EXERCISE AIM
Among the lines below, how many carry the string "gebruiken"? Reply with a number and nothing else.

Stored entries:
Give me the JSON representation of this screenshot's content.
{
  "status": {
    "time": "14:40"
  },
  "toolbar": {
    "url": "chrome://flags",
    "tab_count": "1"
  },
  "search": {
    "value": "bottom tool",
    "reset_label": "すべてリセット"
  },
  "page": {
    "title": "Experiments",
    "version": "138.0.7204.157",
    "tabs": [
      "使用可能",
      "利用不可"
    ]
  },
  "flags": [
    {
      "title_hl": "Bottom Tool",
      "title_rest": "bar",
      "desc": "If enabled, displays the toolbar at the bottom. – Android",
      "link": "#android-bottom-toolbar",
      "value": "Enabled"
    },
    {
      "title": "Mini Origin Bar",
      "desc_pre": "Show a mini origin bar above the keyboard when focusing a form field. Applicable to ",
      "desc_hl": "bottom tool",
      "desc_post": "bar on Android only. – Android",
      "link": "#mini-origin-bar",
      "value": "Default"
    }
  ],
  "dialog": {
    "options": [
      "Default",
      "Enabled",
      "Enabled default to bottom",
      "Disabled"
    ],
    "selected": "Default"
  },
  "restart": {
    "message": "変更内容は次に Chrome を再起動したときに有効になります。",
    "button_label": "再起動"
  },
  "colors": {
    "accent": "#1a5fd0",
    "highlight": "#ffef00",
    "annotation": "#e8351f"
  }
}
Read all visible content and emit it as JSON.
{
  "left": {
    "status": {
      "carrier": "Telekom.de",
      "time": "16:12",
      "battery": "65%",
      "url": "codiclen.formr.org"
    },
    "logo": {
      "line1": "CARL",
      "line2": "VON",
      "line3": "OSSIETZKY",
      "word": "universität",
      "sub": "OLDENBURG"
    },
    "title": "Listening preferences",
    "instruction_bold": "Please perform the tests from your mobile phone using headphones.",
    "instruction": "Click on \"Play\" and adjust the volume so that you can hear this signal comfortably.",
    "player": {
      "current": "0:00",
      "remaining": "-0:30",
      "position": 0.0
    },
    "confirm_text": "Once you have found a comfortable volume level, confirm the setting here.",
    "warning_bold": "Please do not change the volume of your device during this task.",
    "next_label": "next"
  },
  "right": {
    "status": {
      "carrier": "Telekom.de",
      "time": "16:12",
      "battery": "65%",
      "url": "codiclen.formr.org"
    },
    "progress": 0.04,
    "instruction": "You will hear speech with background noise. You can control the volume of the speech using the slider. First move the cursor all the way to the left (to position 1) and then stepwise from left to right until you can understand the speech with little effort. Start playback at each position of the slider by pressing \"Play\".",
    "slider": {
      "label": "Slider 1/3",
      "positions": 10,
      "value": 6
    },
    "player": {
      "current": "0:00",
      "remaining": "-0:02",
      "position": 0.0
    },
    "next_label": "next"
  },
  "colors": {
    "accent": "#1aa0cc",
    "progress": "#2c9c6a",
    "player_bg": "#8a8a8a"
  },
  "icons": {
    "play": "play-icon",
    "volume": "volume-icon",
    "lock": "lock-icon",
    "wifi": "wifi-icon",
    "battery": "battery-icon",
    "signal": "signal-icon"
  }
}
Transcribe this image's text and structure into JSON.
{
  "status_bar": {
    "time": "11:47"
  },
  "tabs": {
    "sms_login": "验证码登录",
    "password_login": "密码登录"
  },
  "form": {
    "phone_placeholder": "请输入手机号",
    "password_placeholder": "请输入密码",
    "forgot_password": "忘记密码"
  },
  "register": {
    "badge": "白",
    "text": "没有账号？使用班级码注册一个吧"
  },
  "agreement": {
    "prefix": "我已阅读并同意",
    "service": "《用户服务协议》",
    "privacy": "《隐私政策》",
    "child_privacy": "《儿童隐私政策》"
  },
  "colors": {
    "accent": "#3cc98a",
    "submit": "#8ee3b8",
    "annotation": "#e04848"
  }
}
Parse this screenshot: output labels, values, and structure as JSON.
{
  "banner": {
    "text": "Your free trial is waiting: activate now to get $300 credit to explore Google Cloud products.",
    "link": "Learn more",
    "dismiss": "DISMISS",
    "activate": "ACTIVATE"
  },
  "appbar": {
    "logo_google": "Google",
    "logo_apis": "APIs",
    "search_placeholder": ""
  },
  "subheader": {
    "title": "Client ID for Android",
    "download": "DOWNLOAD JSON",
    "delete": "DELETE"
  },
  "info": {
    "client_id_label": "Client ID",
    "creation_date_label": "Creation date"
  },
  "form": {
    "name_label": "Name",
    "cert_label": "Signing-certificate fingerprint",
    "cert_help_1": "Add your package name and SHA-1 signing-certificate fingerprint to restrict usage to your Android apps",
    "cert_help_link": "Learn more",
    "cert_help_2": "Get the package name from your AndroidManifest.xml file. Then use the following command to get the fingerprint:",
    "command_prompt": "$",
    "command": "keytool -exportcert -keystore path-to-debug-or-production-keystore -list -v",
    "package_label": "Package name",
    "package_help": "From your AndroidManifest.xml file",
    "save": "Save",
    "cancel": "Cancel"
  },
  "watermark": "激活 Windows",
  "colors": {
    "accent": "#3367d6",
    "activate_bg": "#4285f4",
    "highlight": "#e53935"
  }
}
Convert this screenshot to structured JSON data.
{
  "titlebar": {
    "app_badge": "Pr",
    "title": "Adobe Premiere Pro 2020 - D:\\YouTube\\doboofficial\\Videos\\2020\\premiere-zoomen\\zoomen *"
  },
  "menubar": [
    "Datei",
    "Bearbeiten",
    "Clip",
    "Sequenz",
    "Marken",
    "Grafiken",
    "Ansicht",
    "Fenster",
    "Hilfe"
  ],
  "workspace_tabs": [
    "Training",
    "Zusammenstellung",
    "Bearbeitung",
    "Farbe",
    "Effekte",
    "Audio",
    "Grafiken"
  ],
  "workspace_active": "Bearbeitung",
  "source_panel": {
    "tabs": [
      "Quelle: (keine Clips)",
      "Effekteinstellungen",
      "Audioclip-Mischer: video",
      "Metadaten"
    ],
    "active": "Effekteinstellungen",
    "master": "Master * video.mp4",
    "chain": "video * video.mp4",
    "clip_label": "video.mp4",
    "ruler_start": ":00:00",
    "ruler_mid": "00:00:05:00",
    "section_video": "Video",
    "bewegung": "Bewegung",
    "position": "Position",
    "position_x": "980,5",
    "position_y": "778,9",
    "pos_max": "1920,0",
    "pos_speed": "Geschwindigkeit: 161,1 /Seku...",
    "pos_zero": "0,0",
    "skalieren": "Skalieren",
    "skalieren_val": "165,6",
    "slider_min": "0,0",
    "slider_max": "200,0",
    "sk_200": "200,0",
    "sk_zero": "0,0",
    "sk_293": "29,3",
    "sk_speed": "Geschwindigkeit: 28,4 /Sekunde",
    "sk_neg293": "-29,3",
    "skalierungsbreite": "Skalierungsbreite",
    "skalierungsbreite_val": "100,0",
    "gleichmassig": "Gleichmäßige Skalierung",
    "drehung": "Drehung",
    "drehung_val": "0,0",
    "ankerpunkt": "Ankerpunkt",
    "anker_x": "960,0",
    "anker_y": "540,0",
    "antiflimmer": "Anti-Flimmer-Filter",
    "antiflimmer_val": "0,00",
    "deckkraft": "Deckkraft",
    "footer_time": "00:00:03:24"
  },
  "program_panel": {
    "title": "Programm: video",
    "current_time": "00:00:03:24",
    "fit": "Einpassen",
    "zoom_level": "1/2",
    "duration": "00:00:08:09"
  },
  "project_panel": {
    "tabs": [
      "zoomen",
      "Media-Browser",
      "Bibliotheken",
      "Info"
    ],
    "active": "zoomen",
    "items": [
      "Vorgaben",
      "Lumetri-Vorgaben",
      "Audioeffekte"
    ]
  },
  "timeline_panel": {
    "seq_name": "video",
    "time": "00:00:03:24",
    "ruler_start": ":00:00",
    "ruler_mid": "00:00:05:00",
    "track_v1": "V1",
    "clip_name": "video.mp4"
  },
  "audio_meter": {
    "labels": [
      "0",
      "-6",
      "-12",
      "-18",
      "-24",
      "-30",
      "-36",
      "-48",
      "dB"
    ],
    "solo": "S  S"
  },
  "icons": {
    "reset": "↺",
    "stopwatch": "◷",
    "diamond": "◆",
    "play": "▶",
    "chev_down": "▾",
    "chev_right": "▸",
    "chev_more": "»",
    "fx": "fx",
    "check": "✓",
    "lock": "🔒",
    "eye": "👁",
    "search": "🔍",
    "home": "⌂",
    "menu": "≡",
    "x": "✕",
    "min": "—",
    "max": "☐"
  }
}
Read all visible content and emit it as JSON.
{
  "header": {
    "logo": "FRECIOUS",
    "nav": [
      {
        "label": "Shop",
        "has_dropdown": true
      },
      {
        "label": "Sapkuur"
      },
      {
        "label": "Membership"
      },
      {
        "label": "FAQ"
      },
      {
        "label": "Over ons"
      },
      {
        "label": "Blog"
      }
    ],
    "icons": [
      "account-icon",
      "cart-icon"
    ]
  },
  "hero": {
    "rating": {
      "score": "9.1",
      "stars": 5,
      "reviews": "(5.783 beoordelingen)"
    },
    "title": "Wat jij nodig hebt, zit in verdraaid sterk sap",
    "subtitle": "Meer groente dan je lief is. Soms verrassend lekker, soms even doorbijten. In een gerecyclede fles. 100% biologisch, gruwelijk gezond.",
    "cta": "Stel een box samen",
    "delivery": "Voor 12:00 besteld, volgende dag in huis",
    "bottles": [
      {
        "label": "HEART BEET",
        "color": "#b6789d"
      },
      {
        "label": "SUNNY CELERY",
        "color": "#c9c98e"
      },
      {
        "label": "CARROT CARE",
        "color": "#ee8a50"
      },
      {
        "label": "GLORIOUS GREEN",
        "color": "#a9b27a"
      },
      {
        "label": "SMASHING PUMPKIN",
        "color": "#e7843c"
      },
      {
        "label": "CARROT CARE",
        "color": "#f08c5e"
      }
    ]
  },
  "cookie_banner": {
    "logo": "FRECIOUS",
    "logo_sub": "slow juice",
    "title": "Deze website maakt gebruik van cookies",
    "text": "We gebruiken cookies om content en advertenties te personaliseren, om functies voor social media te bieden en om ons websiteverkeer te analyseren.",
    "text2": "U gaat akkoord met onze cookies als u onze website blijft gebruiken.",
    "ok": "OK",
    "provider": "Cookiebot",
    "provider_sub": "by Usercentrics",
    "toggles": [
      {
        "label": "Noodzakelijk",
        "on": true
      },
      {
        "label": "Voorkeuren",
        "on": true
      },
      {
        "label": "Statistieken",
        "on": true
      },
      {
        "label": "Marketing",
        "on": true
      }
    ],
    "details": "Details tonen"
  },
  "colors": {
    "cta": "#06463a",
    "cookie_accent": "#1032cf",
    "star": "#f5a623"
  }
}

RESULT OF THIS TASK
2